June 29, 2017
Hello Dear Friends!
This week you will have the beginning of the apricots. For some rea-son, these apricots tend to get over ripe on one side and look light green on the other outside even when completely ripe. I tend to leave them on the tree and then they are squishy on one side and ripe on the other. Not a perfect apricot. But I think they taste wonderful! I suggest tasting them and then letting them sit on your counter a few days if you like sweeter fruit. You can eat them up quick or freeze them until you have enough to make an apricot cobbler or apricot jam or sorbet from them. More next week. Smoothies are great too!
Thank you Becky for providing a Modesto pick up spot: 1717 Castilla Way in Modesto. Call Becky at: 743-0523
Feel free to text or call either of us Cindi : 607-1887 or Keith : 607-1896
Just About Ripe
• Cherry Tomatoes
Insights Gleaned from Home and Garden
Picking Fruit and Pulling Weeds
By Cindi J. Martin
Keith and I just celebrated 33 years of marriage. Hurray!! We watched our wedding video and laughed and cried. My best girlfriend and I celebrated 40 years of friendship this year. That may seem like “young love” for some of you who have been married close to 50 years and for those of you with childhood friends that have spanned your lifetime. But I wonder if you would agree with me that it is by God’s grace that we continue to pick and enjoy the beautiful ripening fruit of those enduring relationships? They are not a given. They are not to be taken for granted. It is not without the continual, unrelenting hard work of “weed picking” in our garden of relationship communication. Communication is such a simple word, but it is such an effort even after years of practice. Yes, some things do get easier. But God humbles me frequently in a new relationship that is not “practiced” or when I neglect to pick a relational weed! Suddenly, I am a novice all over again.
I was reminded of this as I was out in the garden early this morning scanning for Bermuda grass among our tomato, squash, green bean, cucumber, and watermelon plants. I was reminded how much easier it is to pick out weeds when they are small. Left unattended even a few days, they surprise me with how quickly they mature, how deeply they grow roots, how adept they are at casting their seeds to multiply in my good garden soil!! If I am not vigilant, constantly scanning for and removing noxious weeds, they gladly compete with and drain my vegetables of vital nutrients.
In relationships there are two huge weeds I scan for every day: a lack of gratitude and failure to address hurts. I have to ask myself daily, “Have I said thank you to Keith today? How can I tell him and show him how grateful I am for who he is and what he does for me today?” Then I scan my thoughts and emotions for signs of any disappointment, frustration or anger. God and I look for my responsibility in the various conflicts and whether it is resolved or whether I need to bring some-thing into the light with my friend?* Am I willing to do this in a timely manner so it does not become bitterness, resentment, or a critical spirit? Or am I avoiding picking this particular weed and hoping it will just go away and die of its own ac-cord? Distance and a lack of intimacy in my relationships often signal to me that I have an unattended weed sapping the strength out of the Lord’s planting in my relational garden! It may be time to get emotionally honest, naked, and unashamed in HIS Relationship Garden so the joy of intimacy can be restored.
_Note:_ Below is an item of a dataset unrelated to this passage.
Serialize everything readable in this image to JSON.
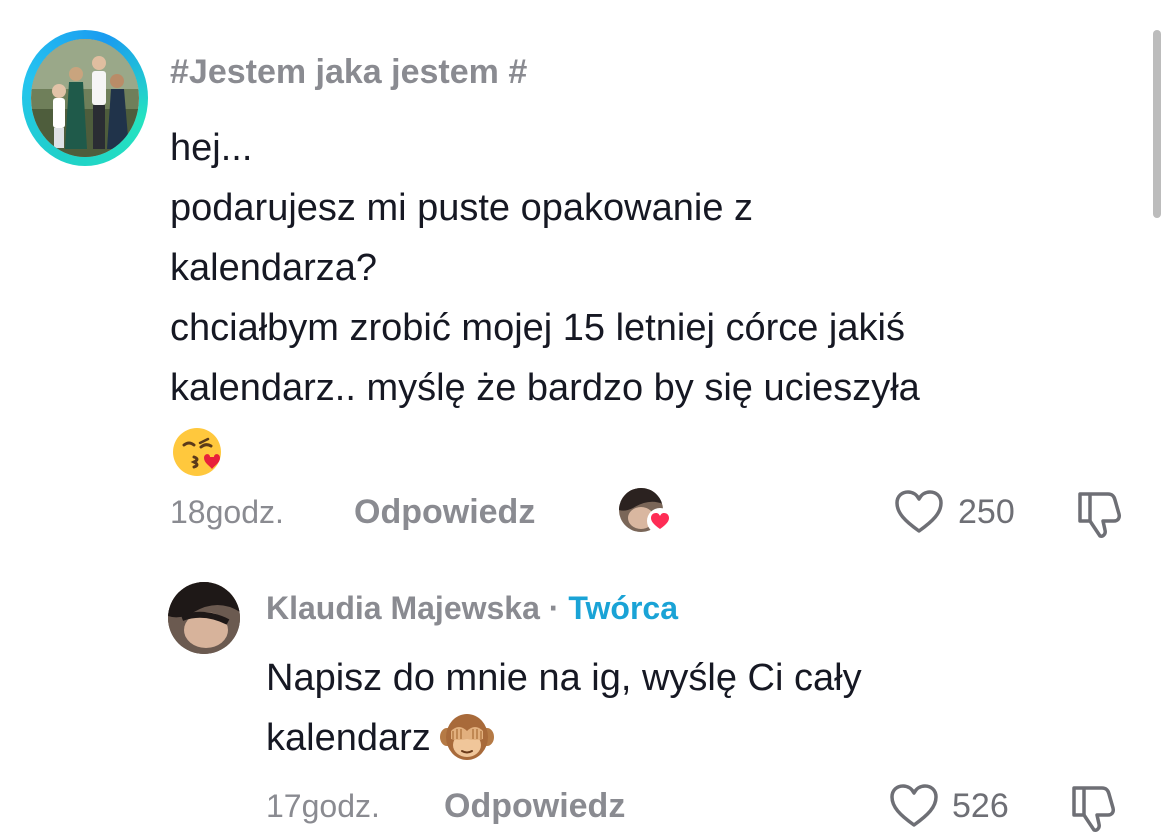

“Therefore, laying aside falsehood, speak truth, each one of you, with his neighbor, for we are members of one another. Be angry, and yet do not sin; do not let the sun go down on your anger, and do not give the devil an opportunity.”
*For a great discussion of unhindered fellowship, read Roy Hession’s The Calvary Road, pp.35-55.